Is pollen season getting you down? Don’t feel defeated. Juice your way through it!
Fresh-pressed juice is a bright and therapeutic cocktail of vitamins, minerals, enzymes and disease-fighting phytochemicals. With the bulk of the fiber removed, these nutrients are instantly absorbed while the digestive system gets a break to heal and restore.
Over time, juicing can calm the body’s allergic response by:
- speeding up detoxification
- improving digestion
- boosting immunity
(For a basic explanation of the body’s allergic response, go back and read Allergies 101)
My Top 5 Juicing Foods for Allergy Season
1. Dark Leafy Greens
Drinking juiced greens (such as spinach, parsley, cilantro and kale) is a great way to detoxify the body.
Green juice is also deeply nourishing to the nervous system. Allergic response has been linked to dysfunction in the autonomic nervous system.1 Juiced greens infuse the nerves with a healthy dose of magnesium, calcium and potassium.
Juicing tip: You won’t get much juice from greens alone, so mix them with fruits and vegetables that yield a higher volume of liquid, such as cucumbers and apples.
Turmeric is the most researched herb in the history of western medicine. Its active agent, curcumin, is famous for its ability to target inflammation via multiple signaling pathways. (For a visual, take a look at this chart.)
Another way curcumin counteracts allergies is by modulating (i.e., balancing, or bringing into proportion) the activities of a confused and hyperactive immune system.2
Juicing tip: A knob of turmeric adds an exotic earthiness to fresh juices. It tastes similar to its relative, gingerroot.
Bromelain, the digestive enzyme in pineapple, supports gut health by breaking down proteins in foods. It is also known to prevent inflammation in the digestive tract and reduce swelling in the respiratory system.3, 4
Juicing tip: Pineapple creates a lot of juice and mixes beautifully with herbs and leafy greens!
Cabbage juice is an amazing source of the amino acid glutamine. Glutamine (also known as vitamin U) is vital to proper gut function. Studies show that concentrated cabbage juice is powerful enough to heal peptic ulcers (open wounds in the digestive tract).5
Juicing tip: Although cabbage juice has a mild flavor that assimilates well into any juice, its effect is potent. Add in no more than a 1-2” wedge and sip slowly. You may be able to increase the amount over time.
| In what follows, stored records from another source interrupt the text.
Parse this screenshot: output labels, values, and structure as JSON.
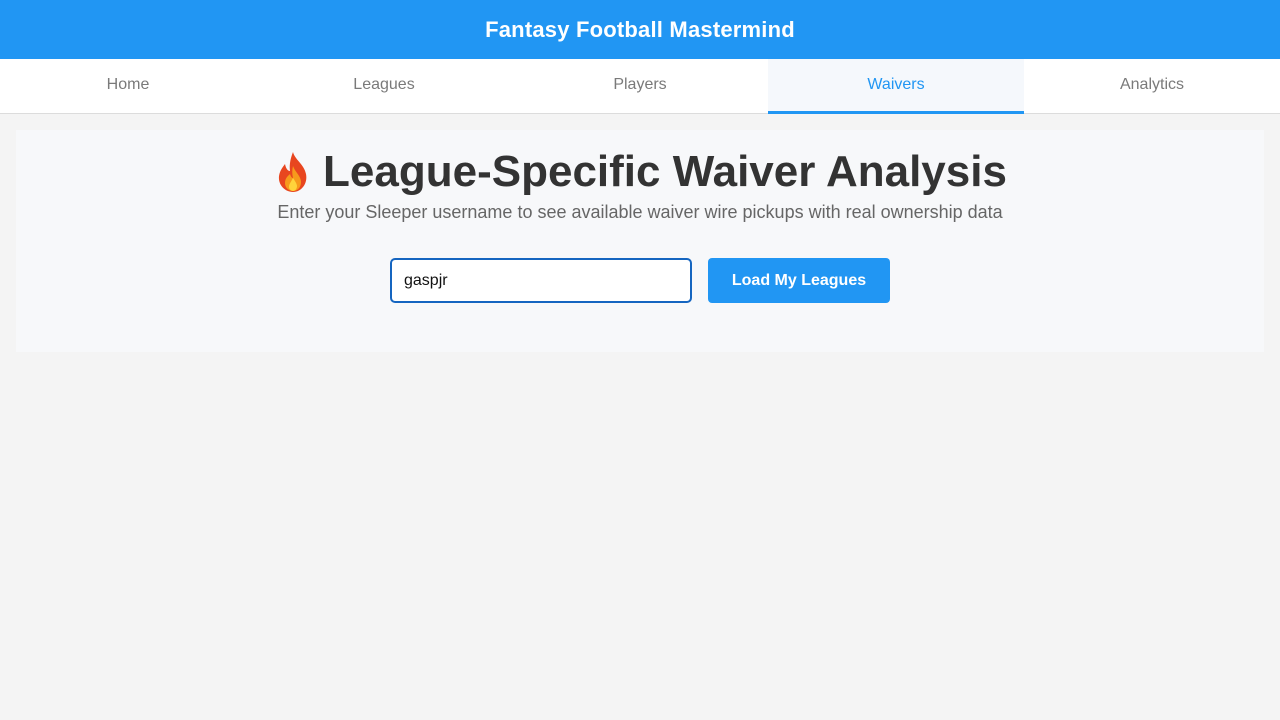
{
  "app": {
    "title": "Fantasy Football Mastermind"
  },
  "nav": {
    "tabs": [
      {
        "label": "Home"
      },
      {
        "label": "Leagues"
      },
      {
        "label": "Players"
      },
      {
        "label": "Waivers",
        "active": true
      },
      {
        "label": "Analytics"
      }
    ]
  },
  "main": {
    "title_icon": "flame-icon",
    "title": "League-Specific Waiver Analysis",
    "subtitle": "Enter your Sleeper username to see available waiver wire pickups with real ownership data",
    "username_value": "gaspjr",
    "load_button_label": "Load My Leagues"
  },
  "colors": {
    "brand": "#2196f3",
    "input_border": "#1565c0",
    "background": "#f4f4f4"
  }
}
Lemon (and lime) juice is a good source of vitamin C, a powerful antioxidant that protects the immune system and reduces the severity of allergies.7 Exactly how vitamin C protects immunity is still being studied, but it seems to work in concert with other nutrients to guard against immune system deficiencies.
Juicing tip: Lemon neutralizes bitterness and adds a lovely brightness to green drinks!
Inspired? Here are 3 winning combinations. Juice, stir and enjoy!
1. Pineapple Cilantro
- 1 cup loosely packed cilantro
- 4 large mint leaves
- 1 small knob of ginger
- ¼ pineapple (the core can be juiced)
- 1 medium cucumber
- 1 lime
- 2 cups spinach
- 1-inch wedge of cabbage
- 1 green apple
- 1 medium cucumber
- 1 lemon (or lime)
3. Turmeric Lemon Tonic
This is more of a tea than a juice but it offers many benefits and doesn’t require a juicer so I wanted to include it.
- 1 tablespoon freshly grated turmeric
- 1 tablespoon fresh lemon juice
- 1-2 teaspoons raw honey
Place turmeric in a mug and pour in boiling water. Allow it to steep for ten minutes. Stir in lemon juice and honey.
To your health!
1) Ishman SL, Martin TJ, Hambrook DW, Smith TL, Jaradeh SS, Loehrl TA. Autonomic Nervous System Evaluation in Allergic Rhinitis. 2007 Jan;136(1):51-6.
2) Jagetia GC, Aggarwal BB. “Spicing up” of the immune system by curcumin. 2007 Jan;27(1):19-35. Epub 2007 Jan 9.
3) Hale LP, Chichlowski M, Trinh CT, Greer PK. Dietary supplementation with fresh pineapple juice decreases inflammation and colonic neoplasia in IL-10-deficient mice with colitis. 2010 Dec;16(12):2012-21. doi: 10.1002/ibd.21320.
4) Secor ER Jr, Shah SJ, Guernsey LA, Schramm CM, Thrall RS. Bromelain limits airway inflammation in an ovalbumin-induced murine model of established asthma. 2012 Sep-Oct;18(5):9-17.
5) Garnett Cheney, M.D., Samuel H Waxler, M.D., Ivan J Miller, M.D. Vitamin U Therapy of Peptic Ulcer. 1956.
6) Chambial S, Dwivedi S, Shukla KK, John PJ, Sharma P. Vitamin C in Disease Prevention and Cure: An Overview. 2013 Oct;28(4):314-328. Epub 2013 Sep 1.